MARIA SERGEYEVA, a prominent member of the pro-government Moladaya Gvardia nationalist youth movement, is better known for defending the local car industry than the local environment. Recently, however, she has come out publicly against City Hall plans to build a series of new waste incinerators around Moscow. Liza Chapkovsky interviews Sergeyeva to delve deeper into whether the feminine firebrand is turning a new leaf.

Q: Does the young political organization, Molodaya Gvardia, concern itself with issues regarding city upkeep? Issues like ecology or construction?

MARIA SERGEYEVA: In summer, Molodaya Gvardia opened an ecology department. Although I am not directly involved with it, one of its main aims is to become familiar with ecological problems in various regions of Russia.

Q: Have you yourself ever thought about the issues regarding waste management in Moscow?

MARIA SERGEYEVA: Before I found out a rubbish burning plant was going to be built right underneath my window, I did not think about ecological issues at all. I understood that Moscow has a large population, many cars, and therefore a lot of pollution, but the problem, just like for most Russians, did not hit close to home. After it sunk in that I was going to have to breath in filthy air, I began reading a lot about the issue.

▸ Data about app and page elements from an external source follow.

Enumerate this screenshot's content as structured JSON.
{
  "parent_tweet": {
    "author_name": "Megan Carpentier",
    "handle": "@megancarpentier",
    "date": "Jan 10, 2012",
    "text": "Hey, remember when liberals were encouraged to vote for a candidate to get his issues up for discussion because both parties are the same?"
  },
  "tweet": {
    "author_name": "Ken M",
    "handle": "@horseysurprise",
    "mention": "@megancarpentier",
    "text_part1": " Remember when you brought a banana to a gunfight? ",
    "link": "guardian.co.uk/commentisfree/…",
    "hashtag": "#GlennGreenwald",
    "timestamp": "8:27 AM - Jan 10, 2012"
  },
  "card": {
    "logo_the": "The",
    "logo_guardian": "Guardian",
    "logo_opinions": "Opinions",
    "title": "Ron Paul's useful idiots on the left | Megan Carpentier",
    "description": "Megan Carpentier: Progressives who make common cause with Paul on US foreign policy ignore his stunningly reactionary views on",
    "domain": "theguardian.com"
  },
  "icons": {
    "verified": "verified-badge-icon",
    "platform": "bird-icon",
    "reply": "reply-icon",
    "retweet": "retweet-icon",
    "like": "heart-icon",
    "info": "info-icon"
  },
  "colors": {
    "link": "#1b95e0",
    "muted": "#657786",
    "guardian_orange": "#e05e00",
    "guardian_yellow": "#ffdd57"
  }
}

Q: How do you propose to get rid of these tons of different types of trash? Dumps or incinerators?

MARIA SERGEYEVA: Neither. I am for recycling. The problem is that right now people are blaming Mayor Yury Luzhkov. I don't think it's the mayor's problem. The fault is in the hands of the people who gave him the incompetent plans to build these incinerators. Dumps don't solve the problem because what are you going to do with the trash after its there, and like I said, there is no room. The problem with incinerators is that after burning 10 tonnes of waste, 3 tonnes of highly toxic waste is released into the air. Highly toxic waste has a very high level of dioxins. I heard from the officials that this toxic waste will be mixed into the roads. If there is rain all of it going to eventually be released into the ground. The best way to solve this problem is supporting a strict recycling program through advertising.

Q: City Hall's plans to building trash burning plants will raise concerns among the residents of those neighborhoods in which the plants will be built. Whose side will Molodaya Gvardia take if protests arise? Will you support city authorities, or will you stand on the side of the people?

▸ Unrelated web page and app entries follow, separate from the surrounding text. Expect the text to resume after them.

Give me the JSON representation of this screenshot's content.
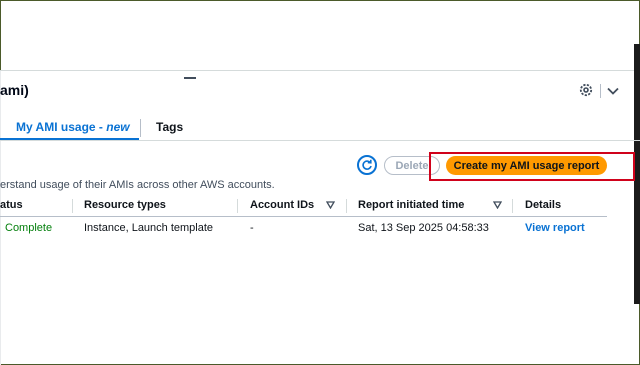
{
  "panel": {
    "title": "ami)"
  },
  "tabs": [
    {
      "label": "My AMI usage - ",
      "label_em": "new",
      "active": true
    },
    {
      "label": "Tags",
      "active": false
    }
  ],
  "toolbar": {
    "refresh_icon": "refresh-icon",
    "delete_label": "Delete",
    "create_label": "Create my AMI usage report"
  },
  "description": "erstand usage of their AMIs across other AWS accounts.",
  "table": {
    "columns": [
      {
        "label": "atus"
      },
      {
        "label": "Resource types"
      },
      {
        "label": "Account IDs",
        "sortable": true
      },
      {
        "label": "Report initiated time",
        "sortable": true
      },
      {
        "label": "Details"
      }
    ],
    "rows": [
      {
        "status": "Complete",
        "resource_types": "Instance, Launch template",
        "account_ids": "-",
        "initiated": "Sat, 13 Sep 2025 04:58:33",
        "details": "View report"
      }
    ]
  },
  "colors": {
    "accent": "#0972d3",
    "primary_button": "#ff9900",
    "success": "#037f0c",
    "highlight": "#d0021b"
  }
}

MARIA SERGEYEVA: I won't just support the protests of the people, but I will myself be part of the protest. I am not ready to breathe in these dioxins, and I don't plan on just leaving my neighbourhood. My mother grew up in this neighbourhood, and I plan on living here as well. This neighbourhood is my home. For that matter, millions of Muscovites consider these neighbourhoods their homes. Not protesting against these incinerators is a crime against humanity.

Q: Your organization will also support the people?

MARIA SERGEYEVA: First of all we will always be on the side of the people. But I would like to reiterate that Luzhkov, is just as much a citizen as I am. Molodaya Gvardia, however, doesn't think he is at fault, we just think he received very faulty expertise. It is understood that the mayor has many problems to deal with in the city. The people who gave him the plans for the incinerators are at fault. Luzhkov does not have the capability to single handedly to solve this problem. Since Moscow is surrounded by the Moscow Ring Road he can't build these trash-burning factories anywhere else, so we need the help of [Presidient] Dmitry Medvedev to unite all governors of all regions, so that we can solve this problem together.